So I should become vegetarian then?

Basically, the more you can cut out the better. For example, a study published in the journal Climactic Change calculated if all Americans substituted beans for beef, the country would be close to meeting its 2020 GHG emission goals, pledged by President Barack Obama in 2009.

While this doesn’t mean you have to go full vegan – many environmental groups advocate for reducing our intake while improving the quality – ensuring the authenticity of labelled products can be difficult, and even then, the meat is far more damaging than any vegetable.

One of the most comprehensive studies to dates found that even the very lowest impact meat and dairy products still cause much more environmental harm than the least sustainable vegetable and cereal growing.

At a time when we’re told to give up straws, use public transport, and reuse our plastics, cutting out meat is your best option for saving the planet. As lead researcher Joseph Poore, from the University of Oxford said:

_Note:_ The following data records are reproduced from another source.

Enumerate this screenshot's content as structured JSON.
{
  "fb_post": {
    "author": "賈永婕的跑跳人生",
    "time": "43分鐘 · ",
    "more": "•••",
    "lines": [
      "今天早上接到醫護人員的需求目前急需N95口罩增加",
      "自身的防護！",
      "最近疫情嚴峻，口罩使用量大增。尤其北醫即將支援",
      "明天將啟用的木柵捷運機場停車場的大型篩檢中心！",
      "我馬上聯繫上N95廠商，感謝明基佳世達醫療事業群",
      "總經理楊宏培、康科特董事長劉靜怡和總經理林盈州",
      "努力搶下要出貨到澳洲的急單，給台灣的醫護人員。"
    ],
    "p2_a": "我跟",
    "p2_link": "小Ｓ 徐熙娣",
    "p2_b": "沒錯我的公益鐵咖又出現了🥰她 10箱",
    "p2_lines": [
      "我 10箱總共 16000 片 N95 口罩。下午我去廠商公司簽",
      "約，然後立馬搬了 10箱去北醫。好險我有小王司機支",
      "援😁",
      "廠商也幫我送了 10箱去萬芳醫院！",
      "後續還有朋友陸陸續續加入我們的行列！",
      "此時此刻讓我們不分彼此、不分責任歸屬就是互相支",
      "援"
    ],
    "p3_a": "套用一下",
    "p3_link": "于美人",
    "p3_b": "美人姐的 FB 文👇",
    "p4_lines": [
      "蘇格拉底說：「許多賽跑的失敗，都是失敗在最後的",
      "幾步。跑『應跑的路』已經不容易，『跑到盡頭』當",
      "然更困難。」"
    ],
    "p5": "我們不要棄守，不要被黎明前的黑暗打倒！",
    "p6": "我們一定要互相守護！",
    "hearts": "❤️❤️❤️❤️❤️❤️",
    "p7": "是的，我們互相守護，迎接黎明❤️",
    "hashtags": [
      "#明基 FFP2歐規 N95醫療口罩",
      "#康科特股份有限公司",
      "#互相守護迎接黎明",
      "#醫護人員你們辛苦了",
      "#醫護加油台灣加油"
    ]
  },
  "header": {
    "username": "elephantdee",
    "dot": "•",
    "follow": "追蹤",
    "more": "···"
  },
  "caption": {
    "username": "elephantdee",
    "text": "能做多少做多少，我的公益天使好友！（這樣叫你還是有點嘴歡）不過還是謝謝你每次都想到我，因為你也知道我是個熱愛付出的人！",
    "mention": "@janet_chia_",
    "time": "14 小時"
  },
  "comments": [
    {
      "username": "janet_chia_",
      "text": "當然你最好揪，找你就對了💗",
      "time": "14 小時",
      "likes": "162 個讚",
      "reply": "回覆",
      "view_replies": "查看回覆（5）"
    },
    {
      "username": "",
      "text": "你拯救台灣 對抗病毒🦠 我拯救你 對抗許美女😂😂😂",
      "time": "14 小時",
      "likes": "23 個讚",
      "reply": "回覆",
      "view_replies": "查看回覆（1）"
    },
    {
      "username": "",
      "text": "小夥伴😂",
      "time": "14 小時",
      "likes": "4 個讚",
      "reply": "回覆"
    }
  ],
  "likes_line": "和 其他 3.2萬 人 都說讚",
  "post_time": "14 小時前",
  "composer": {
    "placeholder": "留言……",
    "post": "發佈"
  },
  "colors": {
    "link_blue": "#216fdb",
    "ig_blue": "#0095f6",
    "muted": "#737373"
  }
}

“A vegan diet is probably the single biggest way to reduce your impact on planet Earth.”